▶ [Task to carry out]
The records below are to be repeated exactly, and their pictures left out.

#### Information shown ####

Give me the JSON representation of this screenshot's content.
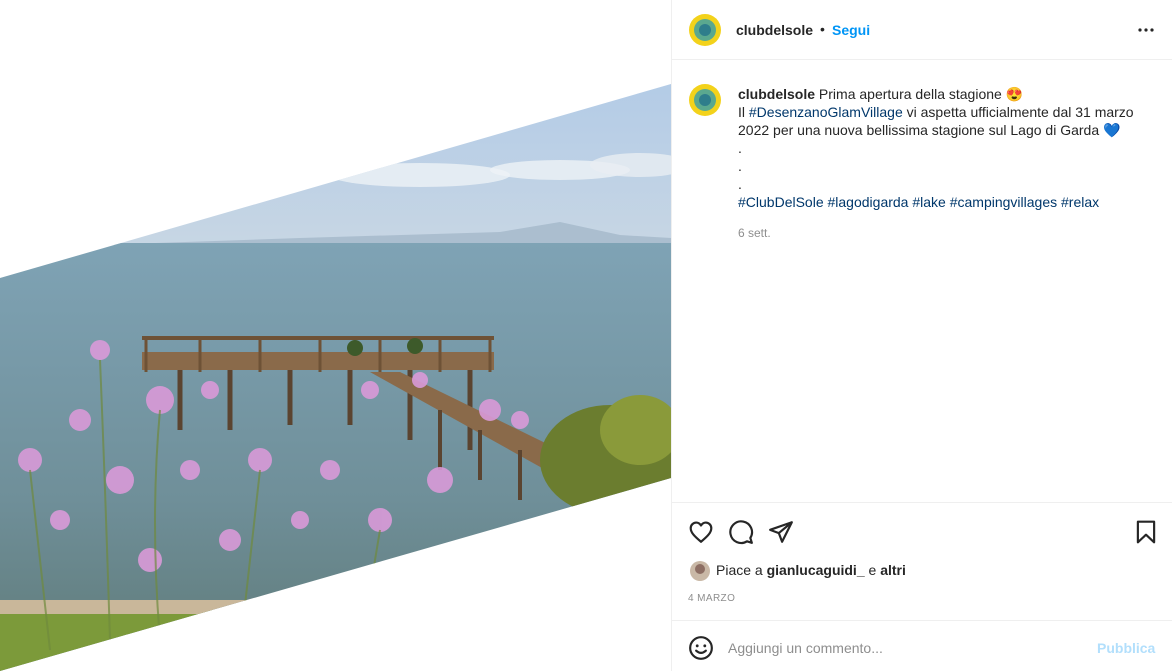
{
  "post": {
    "username": "clubdelsole",
    "dot": "•",
    "follow_label": "Segui",
    "more_icon": "more-horizontal-icon"
  },
  "caption": {
    "username": "clubdelsole",
    "line1_text": "Prima apertura della stagione 😍",
    "line2_prefix": "Il ",
    "line2_tag": "#DesenzanoGlamVillage",
    "line2_rest": " vi aspetta ufficialmente dal 31 marzo",
    "line3": "2022 per una nuova bellissima stagione sul Lago di Garda 💙",
    "dots": [
      ".",
      ".",
      "."
    ],
    "hashtags": [
      "#ClubDelSole",
      "#lagodigarda",
      "#lake",
      "#campingvillages",
      "#relax"
    ],
    "timestamp": "6 sett."
  },
  "actions": {
    "like_icon": "heart-icon",
    "comment_icon": "comment-icon",
    "share_icon": "paper-plane-icon",
    "save_icon": "bookmark-icon"
  },
  "likes": {
    "prefix": "Piace a ",
    "user": "gianlucaguidi_",
    "middle": " e ",
    "others": "altri"
  },
  "date": "4 MARZO",
  "comment": {
    "placeholder": "Aggiungi un commento...",
    "publish_label": "Pubblica",
    "emoji_icon": "smiley-icon"
  },
  "colors": {
    "link_blue": "#0095f6",
    "hashtag": "#00376b",
    "muted": "#8e8e8e",
    "publish_disabled": "#b2dffc"
  }
}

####

▶ [Result for this exercise]
Give me the JSON representation of this screenshot's content.
{
  "post": {
    "username": "clubdelsole",
    "dot": "•",
    "follow_label": "Segui",
    "more_icon": "more-horizontal-icon"
  },
  "caption": {
    "username": "clubdelsole",
    "line1_text": "Prima apertura della stagione 😍",
    "line2_prefix": "Il ",
    "line2_tag": "#DesenzanoGlamVillage",
    "line2_rest": " vi aspetta ufficialmente dal 31 marzo",
    "line3": "2022 per una nuova bellissima stagione sul Lago di Garda 💙",
    "dots": [
      ".",
      ".",
      "."
    ],
    "hashtags": [
      "#ClubDelSole",
      "#lagodigarda",
      "#lake",
      "#campingvillages",
      "#relax"
    ],
    "timestamp": "6 sett."
  },
  "actions": {
    "like_icon": "heart-icon",
    "comment_icon": "comment-icon",
    "share_icon": "paper-plane-icon",
    "save_icon": "bookmark-icon"
  },
  "likes": {
    "prefix": "Piace a ",
    "user": "gianlucaguidi_",
    "middle": " e ",
    "others": "altri"
  },
  "date": "4 MARZO",
  "comment": {
    "placeholder": "Aggiungi un commento...",
    "publish_label": "Pubblica",
    "emoji_icon": "smiley-icon"
  },
  "colors": {
    "link_blue": "#0095f6",
    "hashtag": "#00376b",
    "muted": "#8e8e8e",
    "publish_disabled": "#b2dffc"
  }
}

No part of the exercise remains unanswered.